### BRIEF
Check every line of the entries that follow, and copy the ones containing "JSON".
──────────
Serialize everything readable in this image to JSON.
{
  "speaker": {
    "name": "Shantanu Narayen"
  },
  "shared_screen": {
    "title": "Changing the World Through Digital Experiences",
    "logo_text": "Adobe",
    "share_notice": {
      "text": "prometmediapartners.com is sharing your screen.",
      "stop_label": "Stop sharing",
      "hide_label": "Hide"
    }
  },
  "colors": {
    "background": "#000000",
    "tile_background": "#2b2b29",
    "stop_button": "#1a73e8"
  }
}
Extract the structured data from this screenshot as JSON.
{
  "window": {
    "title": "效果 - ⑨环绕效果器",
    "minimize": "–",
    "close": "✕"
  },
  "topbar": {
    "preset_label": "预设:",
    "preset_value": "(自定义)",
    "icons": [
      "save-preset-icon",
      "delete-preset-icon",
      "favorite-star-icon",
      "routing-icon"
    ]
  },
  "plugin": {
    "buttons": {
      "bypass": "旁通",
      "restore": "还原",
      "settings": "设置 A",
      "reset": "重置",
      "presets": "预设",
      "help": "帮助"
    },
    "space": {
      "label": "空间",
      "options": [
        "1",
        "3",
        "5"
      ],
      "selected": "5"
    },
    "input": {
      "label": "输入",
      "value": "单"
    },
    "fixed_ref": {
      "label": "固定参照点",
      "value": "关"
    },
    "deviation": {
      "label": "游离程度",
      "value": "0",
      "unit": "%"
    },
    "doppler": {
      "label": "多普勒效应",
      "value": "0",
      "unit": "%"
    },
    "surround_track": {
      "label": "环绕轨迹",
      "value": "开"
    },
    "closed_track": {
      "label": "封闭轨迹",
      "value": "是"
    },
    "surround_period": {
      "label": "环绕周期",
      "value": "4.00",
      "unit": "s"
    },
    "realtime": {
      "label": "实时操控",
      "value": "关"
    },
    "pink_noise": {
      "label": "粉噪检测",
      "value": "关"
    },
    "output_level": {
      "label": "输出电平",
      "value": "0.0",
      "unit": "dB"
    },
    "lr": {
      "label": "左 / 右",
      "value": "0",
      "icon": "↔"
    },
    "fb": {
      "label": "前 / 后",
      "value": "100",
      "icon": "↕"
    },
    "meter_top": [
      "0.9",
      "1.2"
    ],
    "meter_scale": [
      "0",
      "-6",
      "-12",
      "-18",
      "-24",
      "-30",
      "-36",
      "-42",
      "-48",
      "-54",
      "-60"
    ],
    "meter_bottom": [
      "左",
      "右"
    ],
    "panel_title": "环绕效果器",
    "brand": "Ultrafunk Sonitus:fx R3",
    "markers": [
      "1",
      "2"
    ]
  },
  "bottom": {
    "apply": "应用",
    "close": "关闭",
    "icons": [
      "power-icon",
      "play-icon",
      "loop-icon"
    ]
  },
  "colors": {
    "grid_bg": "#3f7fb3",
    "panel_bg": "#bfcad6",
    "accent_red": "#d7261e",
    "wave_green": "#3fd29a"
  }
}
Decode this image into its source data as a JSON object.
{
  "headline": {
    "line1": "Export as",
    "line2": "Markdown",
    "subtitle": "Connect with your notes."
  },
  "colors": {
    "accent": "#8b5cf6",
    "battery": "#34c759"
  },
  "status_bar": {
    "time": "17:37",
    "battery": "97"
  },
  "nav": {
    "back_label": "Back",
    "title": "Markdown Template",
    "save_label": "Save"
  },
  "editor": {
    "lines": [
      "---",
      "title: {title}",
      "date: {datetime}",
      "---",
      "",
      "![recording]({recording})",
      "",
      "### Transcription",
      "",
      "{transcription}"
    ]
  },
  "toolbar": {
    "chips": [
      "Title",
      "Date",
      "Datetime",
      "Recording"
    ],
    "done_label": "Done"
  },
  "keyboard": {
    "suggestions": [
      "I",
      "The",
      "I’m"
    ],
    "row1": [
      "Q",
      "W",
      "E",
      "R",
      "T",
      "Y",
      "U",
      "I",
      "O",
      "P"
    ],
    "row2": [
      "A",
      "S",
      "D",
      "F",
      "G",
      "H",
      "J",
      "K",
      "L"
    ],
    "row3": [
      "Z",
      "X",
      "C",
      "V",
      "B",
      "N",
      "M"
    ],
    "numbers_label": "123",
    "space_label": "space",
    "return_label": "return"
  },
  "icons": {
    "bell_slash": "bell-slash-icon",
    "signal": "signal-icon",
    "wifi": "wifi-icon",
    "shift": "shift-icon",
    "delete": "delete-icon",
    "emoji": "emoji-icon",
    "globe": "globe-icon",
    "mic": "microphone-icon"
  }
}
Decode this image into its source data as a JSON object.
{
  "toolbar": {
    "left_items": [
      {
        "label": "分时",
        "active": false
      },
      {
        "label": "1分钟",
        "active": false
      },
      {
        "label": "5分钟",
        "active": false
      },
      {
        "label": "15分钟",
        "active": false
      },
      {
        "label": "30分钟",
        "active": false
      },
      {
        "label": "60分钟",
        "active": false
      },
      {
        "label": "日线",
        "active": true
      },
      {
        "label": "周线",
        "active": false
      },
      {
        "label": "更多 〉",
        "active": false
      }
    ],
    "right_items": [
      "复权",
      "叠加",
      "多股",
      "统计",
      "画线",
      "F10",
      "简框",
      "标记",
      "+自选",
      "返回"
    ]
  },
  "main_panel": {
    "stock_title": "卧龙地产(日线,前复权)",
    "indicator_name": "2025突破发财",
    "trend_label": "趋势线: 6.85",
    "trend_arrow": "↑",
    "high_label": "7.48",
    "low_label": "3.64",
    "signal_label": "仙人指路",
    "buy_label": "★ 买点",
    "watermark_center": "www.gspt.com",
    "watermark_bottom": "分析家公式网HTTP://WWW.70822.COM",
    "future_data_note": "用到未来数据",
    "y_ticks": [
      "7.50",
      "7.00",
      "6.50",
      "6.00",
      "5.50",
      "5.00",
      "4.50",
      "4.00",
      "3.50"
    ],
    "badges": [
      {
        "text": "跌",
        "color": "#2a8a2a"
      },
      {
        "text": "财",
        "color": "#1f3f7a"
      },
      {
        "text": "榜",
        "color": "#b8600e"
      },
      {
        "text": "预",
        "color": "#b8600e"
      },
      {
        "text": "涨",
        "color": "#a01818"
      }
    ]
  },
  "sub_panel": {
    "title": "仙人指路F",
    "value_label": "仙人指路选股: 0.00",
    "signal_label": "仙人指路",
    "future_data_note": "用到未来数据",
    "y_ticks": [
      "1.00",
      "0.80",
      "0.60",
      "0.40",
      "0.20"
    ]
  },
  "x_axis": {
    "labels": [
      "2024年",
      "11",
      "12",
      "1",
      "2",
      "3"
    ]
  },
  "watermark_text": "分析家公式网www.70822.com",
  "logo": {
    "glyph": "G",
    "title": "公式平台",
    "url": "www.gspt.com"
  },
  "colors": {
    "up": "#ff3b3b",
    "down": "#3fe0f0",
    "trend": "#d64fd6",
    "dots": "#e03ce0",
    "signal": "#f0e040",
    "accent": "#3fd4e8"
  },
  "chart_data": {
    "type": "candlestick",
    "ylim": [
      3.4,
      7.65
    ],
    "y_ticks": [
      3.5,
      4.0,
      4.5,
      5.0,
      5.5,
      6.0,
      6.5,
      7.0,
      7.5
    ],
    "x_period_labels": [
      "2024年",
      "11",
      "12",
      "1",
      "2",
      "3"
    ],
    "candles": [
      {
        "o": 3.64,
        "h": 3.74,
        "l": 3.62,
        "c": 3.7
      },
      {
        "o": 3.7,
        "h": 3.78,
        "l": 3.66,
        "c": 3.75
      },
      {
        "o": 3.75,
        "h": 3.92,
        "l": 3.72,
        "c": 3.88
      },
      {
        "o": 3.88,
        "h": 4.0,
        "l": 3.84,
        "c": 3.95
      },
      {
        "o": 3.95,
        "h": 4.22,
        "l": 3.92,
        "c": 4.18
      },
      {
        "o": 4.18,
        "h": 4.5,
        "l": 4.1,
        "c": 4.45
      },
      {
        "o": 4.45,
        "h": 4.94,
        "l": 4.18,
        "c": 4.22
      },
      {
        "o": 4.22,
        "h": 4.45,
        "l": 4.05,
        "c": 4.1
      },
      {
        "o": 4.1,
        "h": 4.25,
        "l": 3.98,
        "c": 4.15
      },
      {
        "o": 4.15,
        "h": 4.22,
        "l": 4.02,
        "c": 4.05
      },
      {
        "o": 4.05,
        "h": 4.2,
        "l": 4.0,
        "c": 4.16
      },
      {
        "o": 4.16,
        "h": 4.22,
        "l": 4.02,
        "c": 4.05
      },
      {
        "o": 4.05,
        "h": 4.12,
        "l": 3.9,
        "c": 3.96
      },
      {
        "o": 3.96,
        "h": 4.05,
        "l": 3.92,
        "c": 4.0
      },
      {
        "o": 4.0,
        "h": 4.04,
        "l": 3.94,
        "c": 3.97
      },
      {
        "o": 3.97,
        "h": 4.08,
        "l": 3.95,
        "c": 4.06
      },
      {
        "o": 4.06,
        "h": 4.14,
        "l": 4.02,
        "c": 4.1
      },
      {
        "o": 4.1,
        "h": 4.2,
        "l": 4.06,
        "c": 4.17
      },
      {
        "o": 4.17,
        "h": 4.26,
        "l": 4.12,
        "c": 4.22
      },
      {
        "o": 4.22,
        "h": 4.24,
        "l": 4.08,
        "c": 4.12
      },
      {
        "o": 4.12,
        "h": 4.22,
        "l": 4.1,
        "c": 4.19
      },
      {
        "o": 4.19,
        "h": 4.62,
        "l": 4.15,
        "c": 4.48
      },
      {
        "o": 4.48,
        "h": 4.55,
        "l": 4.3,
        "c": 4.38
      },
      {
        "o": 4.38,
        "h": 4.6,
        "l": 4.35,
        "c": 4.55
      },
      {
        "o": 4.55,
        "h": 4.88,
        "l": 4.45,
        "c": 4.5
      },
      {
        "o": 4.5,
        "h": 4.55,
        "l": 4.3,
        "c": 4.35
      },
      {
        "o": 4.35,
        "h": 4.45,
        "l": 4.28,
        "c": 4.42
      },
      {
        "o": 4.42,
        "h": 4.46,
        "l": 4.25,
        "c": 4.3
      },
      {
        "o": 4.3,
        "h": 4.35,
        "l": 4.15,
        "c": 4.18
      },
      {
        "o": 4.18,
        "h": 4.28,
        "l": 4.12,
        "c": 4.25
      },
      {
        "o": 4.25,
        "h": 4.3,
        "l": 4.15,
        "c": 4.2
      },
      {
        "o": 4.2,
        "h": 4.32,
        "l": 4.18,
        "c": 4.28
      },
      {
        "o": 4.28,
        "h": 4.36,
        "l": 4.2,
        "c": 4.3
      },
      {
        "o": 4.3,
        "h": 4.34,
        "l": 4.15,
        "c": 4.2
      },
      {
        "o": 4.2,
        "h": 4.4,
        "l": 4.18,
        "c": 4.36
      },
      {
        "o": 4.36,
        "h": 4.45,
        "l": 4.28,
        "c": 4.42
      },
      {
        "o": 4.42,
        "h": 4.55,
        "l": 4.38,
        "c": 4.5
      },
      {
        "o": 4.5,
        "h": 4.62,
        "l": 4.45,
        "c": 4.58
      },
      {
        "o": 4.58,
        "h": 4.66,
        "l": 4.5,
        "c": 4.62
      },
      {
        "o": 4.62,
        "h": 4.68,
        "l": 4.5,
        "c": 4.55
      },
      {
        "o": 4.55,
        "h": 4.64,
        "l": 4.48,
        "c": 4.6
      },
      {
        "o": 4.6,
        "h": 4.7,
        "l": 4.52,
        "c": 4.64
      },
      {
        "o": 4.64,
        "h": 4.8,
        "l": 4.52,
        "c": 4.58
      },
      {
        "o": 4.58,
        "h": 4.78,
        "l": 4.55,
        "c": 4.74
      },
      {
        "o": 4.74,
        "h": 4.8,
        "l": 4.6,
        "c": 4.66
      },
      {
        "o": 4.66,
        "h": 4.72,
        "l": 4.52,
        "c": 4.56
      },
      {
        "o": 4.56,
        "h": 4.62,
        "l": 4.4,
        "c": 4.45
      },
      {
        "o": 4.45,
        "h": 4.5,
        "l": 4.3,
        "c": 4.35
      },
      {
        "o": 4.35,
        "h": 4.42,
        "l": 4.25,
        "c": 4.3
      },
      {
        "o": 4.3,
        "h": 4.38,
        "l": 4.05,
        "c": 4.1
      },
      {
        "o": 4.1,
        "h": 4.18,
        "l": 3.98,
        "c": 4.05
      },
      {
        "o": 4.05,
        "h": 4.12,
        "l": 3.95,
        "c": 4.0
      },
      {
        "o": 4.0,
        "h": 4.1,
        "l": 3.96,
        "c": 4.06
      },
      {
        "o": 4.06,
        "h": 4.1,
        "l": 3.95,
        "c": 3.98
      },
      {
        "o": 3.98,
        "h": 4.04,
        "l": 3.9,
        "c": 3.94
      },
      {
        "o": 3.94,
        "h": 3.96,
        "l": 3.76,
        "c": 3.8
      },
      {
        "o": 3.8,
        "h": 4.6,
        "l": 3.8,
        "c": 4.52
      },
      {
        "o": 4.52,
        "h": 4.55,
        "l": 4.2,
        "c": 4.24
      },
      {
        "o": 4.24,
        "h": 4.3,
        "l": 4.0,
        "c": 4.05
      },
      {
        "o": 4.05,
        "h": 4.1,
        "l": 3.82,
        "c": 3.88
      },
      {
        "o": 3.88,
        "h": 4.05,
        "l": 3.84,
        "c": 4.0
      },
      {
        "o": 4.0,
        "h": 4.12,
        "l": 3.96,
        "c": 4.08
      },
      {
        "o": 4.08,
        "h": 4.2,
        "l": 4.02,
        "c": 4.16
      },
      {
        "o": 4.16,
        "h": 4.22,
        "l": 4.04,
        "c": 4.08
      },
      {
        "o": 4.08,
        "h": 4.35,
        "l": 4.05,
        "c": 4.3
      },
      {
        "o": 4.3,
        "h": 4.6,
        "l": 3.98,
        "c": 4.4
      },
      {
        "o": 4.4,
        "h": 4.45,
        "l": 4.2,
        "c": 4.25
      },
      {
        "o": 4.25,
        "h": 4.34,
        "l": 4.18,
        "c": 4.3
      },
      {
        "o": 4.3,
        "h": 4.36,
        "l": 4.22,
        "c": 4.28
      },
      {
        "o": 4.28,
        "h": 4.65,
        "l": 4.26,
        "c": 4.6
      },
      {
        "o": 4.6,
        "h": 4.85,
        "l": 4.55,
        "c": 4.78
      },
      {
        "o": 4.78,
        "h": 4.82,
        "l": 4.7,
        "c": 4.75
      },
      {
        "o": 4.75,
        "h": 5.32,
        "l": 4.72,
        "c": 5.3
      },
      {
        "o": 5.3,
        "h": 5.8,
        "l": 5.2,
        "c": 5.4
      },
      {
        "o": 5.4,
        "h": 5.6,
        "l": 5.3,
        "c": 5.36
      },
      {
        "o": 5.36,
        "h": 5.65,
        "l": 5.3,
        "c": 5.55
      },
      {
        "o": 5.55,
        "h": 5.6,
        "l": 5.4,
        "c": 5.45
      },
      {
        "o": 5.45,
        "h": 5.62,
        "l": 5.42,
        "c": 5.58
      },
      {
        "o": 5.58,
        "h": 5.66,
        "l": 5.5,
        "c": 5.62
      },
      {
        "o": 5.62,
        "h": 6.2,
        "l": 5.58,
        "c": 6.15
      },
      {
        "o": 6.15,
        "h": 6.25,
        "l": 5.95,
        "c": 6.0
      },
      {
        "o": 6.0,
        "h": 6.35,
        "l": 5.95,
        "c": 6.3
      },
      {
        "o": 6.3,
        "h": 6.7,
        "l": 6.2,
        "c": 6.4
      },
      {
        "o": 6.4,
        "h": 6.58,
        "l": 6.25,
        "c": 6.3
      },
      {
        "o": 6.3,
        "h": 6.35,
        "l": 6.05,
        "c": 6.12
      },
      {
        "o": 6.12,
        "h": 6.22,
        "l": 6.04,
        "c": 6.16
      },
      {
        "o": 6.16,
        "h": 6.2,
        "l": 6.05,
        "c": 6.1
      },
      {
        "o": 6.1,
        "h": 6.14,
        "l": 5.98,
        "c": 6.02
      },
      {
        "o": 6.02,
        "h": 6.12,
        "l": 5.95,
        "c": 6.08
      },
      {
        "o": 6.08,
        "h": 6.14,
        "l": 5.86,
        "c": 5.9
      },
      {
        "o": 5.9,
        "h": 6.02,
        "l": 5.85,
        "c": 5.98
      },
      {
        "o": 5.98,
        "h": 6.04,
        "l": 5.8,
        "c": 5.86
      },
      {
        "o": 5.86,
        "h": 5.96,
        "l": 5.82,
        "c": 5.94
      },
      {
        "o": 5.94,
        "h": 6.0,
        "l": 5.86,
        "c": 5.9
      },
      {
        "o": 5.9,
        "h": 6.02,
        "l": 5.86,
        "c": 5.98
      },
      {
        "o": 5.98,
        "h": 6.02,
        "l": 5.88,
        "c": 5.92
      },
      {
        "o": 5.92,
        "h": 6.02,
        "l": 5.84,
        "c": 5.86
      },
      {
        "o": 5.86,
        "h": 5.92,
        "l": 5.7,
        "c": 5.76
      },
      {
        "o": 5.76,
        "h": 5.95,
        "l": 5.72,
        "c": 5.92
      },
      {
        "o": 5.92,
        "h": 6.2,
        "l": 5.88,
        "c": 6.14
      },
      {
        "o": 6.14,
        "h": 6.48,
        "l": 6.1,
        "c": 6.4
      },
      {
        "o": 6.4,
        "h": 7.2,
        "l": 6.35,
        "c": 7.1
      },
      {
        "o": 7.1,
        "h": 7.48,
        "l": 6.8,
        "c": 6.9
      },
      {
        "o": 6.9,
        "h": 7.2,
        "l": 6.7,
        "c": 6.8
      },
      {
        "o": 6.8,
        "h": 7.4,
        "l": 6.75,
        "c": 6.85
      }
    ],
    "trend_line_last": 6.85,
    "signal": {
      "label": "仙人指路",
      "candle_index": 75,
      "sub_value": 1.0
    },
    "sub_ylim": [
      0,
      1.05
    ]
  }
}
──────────
### ANSWER
Serialize everything readable in this image to JSON.
Extract the structured data from this screenshot as JSON.
Decode this image into its source data as a JSON object.
Decode this image into its source data as a JSON object.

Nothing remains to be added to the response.